“The problem that we sought to solve was how might we improve the organization of wires, catheters, and sheaths on the back table for endovascular procedures,” said McGinnis. “In any endovascular procedure, there are wires, catheters, and sheaths all over the place. These tools need to be kept organized and identifiable for rapid handoffs to the surgical field. Additionally, outside of the body, any blood on them will begin to clot, requiring the devices to be wiped down by hand with the cleaning solution before being passed on to the field.”

The product makes endovascular devices and tools easily identifiable and accessible to the vascular technicians while accommodating the natural workflow of the operating room, particularly with the technician and surgeon interactions. 

“Our solution helps achieve safe and efficient endovascular care by improving the organization and communication in the OR, reducing the number of wasted tools and the number of incorrect handoffs,” said Ellison. “We’re currently beta-testing the product and filing for a provisional patent while hoping to start a small-scale trial to demonstrate the effectiveness of the device."

One of the original start-ups created through the HCD Program, Heartbeat Technologies, has taken off and has gained widespread recognition at national conferences and state-wide events for their innovation around improving CPR outcomes. The start-up has completed clinical trials on healthy controls, pilot animal studies, and is being funded through grant awards and private investors.

The three research residents  Kristen Quinn, M.D., Julie Siegel, M.D, and Leah Plumblee, M.D., along with medical student Heather Holman  are part of the Human Centered Design team who worked with and learned from Senior Human Centered Designer Joshua Kim. The group, under the leadership of Mike Yost, Ph.D. and David Mahvi, M.D. worked with pediatric cardiac surgeon T. Konrad Rajab, M.D. to develop an innovative design concept for a new CPR product, The S.A.V.E.R. (The Safety Adjunct for Vascular Extremity Occlusion during Resuscitation).The team has been recognized for their innovation both at MUSC and state-wide. The grants and prizes will help fund the development of prototypes. 

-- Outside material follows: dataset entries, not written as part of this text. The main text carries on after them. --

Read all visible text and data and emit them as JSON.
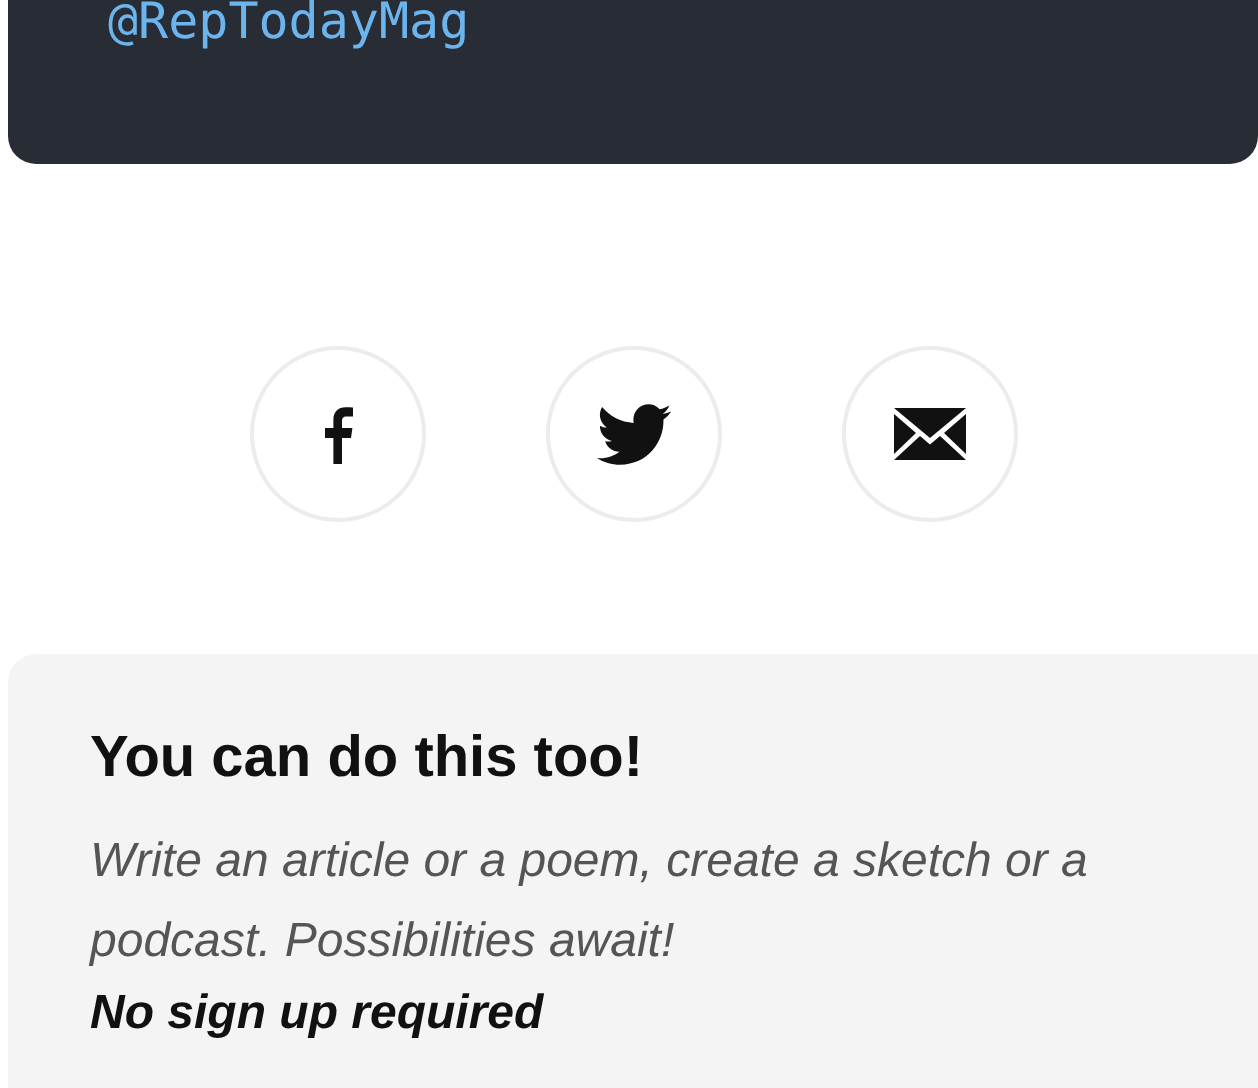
{
  "profile_card": {
    "handle": "@RepTodayMag"
  },
  "share_buttons": [
    {
      "kind": "facebook"
    },
    {
      "kind": "twitter"
    },
    {
      "kind": "email"
    }
  ],
  "cta_card": {
    "title": "You can do this too!",
    "text": "Write an article or a poem, create a sketch or a podcast. Possibilities await!",
    "note": "No sign up required"
  }
}
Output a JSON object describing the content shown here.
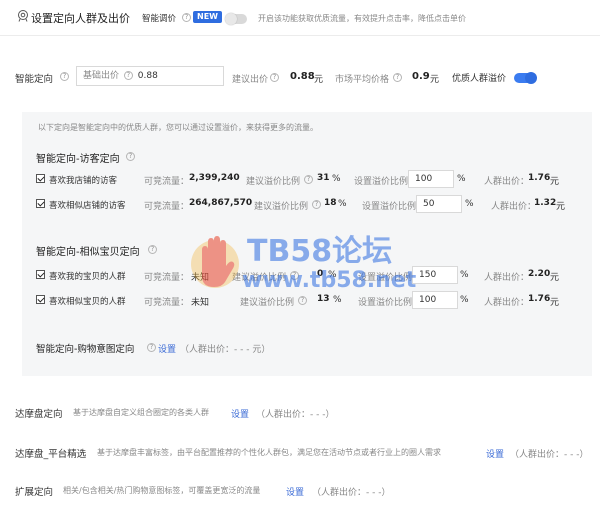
{
  "header": {
    "title": "设置定向人群及出价",
    "smart_bid_label": "智能调价",
    "new_badge": "NEW",
    "smart_bid_desc": "开启该功能获取优质流量，有效提升点击率，降低点击单价"
  },
  "smart": {
    "label": "智能定向",
    "base_bid_label": "基础出价",
    "base_bid_value": "0.88",
    "suggest_label": "建议出价",
    "suggest_value": "0.88",
    "suggest_unit": "元",
    "market_label": "市场平均价格",
    "market_value": "0.9",
    "market_unit": "元",
    "premium_label": "优质人群溢价"
  },
  "panel": {
    "intro": "以下定向是智能定向中的优质人群，您可以通过设置溢价，来获得更多的流量。",
    "groups": [
      {
        "title": "智能定向-访客定向",
        "rows": [
          {
            "name": "喜欢我店铺的访客",
            "traffic_label": "可竞流量：",
            "traffic": "2,399,240",
            "ratio_label": "建议溢价比例",
            "ratio": "31",
            "pct": "%",
            "set_label": "设置溢价比例",
            "value": "100",
            "value_pct": "%",
            "bid_label": "人群出价：",
            "bid": "1.76",
            "bid_unit": "元"
          },
          {
            "name": "喜欢相似店铺的访客",
            "traffic_label": "可竞流量：",
            "traffic": "264,867,570",
            "ratio_label": "建议溢价比例",
            "ratio": "18",
            "pct": "%",
            "set_label": "设置溢价比例",
            "value": "50",
            "value_pct": "%",
            "bid_label": "人群出价：",
            "bid": "1.32",
            "bid_unit": "元"
          }
        ]
      },
      {
        "title": "智能定向-相似宝贝定向",
        "rows": [
          {
            "name": "喜欢我的宝贝的人群",
            "traffic_label": "可竞流量：",
            "traffic": "未知",
            "ratio_label": "建议溢价比例",
            "ratio": "0",
            "pct": "%",
            "set_label": "设置溢价比例",
            "value": "150",
            "value_pct": "%",
            "bid_label": "人群出价：",
            "bid": "2.20",
            "bid_unit": "元"
          },
          {
            "name": "喜欢相似宝贝的人群",
            "traffic_label": "可竞流量：",
            "traffic": "未知",
            "ratio_label": "建议溢价比例",
            "ratio": "13",
            "pct": "%",
            "set_label": "设置溢价比例",
            "value": "100",
            "value_pct": "%",
            "bid_label": "人群出价：",
            "bid": "1.76",
            "bid_unit": "元"
          }
        ]
      }
    ],
    "shopping": {
      "title": "智能定向-购物意图定向",
      "setting": "设置",
      "bid": "（人群出价：- - - 元）"
    }
  },
  "bottom": [
    {
      "title": "达摩盘定向",
      "desc": "基于达摩盘自定义组合圈定的各类人群",
      "setting": "设置",
      "bid": "（人群出价：- - -）"
    },
    {
      "title": "达摩盘_平台精选",
      "desc": "基于达摩盘丰富标签，由平台配置推荐的个性化人群包，满足您在活动节点或者行业上的圈人需求",
      "setting": "设置",
      "bid": "（人群出价：- - -）"
    },
    {
      "title": "扩展定向",
      "desc": "相关/包含相关/热门购物意图标签，可覆盖更宽泛的流量",
      "setting": "设置",
      "bid": "（人群出价：- - -）"
    }
  ],
  "watermark": {
    "brand": "TB58论坛",
    "url": "www.tb58.net"
  },
  "colors": {
    "accent": "#2f6de0",
    "panel_bg": "#f5f6f7"
  },
  "icons": [
    "target-icon",
    "question-icon",
    "checkbox-icon",
    "hand-logo-icon"
  ]
}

Wins State Competition in 2021

Congratulations to the Human Centered Design Team medical student Heather Holman, surgical residents Julie Siegel, M.D. and Kristen Quinn, M.D. who took first place in the SC Innovates 2020 competition with their human centered design product, The Saver, a new CPR device! The team was selected by a panel of judges as submitting one of the top 15 ideas out of 77 entries by students from across the state to advance to the finale, which they won and were awarded a $4000 cash prize! 

Receives High Innovation - High Reward Grant 2021

T. Konrad Rajab, M.D., Kristen Quinn, M.D. PGY-3, Leah Plumblee, M.D. PGY-3, Julie Siegel, M.D. PGY-3, and Human-Centered designer Joshua Kim, MS received the High Innovation - High Reward Grant. The title of their research is "The Safety Adjunct for Vascular Extremity Occlusion during Resuscitation." Dr. Rajab is the Principle Investigator and mentor to the HCD team working on this innovative research for the new CPR product, the S.A.V.E.R. They were awarded $10,000 to build prototypes of the S.A.V.E.R., and complete hypothesis testing on the methodology and patentable technology.

The High Innovation - High Reward (HIHR) Grant is a part of South Carolina Clinical & Translational Research Institute’s (SCTR’s) Pilot Project Program. The primary objectives of SCTR’s pilot project funding are to support new and innovative, scientifically meritorious projects to collect critical preliminary data for submission of extramural grant applications, to publish and disseminate research findings, and to support development of intellectual property and commercialization. 

Poster Presentation During Innovation Week 2021

Their research was also accepted for a poster presentation during Innovation Week. Innovation Week is a  week long celebration of MUSC’s culture of innovation and is designed to inspire and empower the MUSC community to innovate.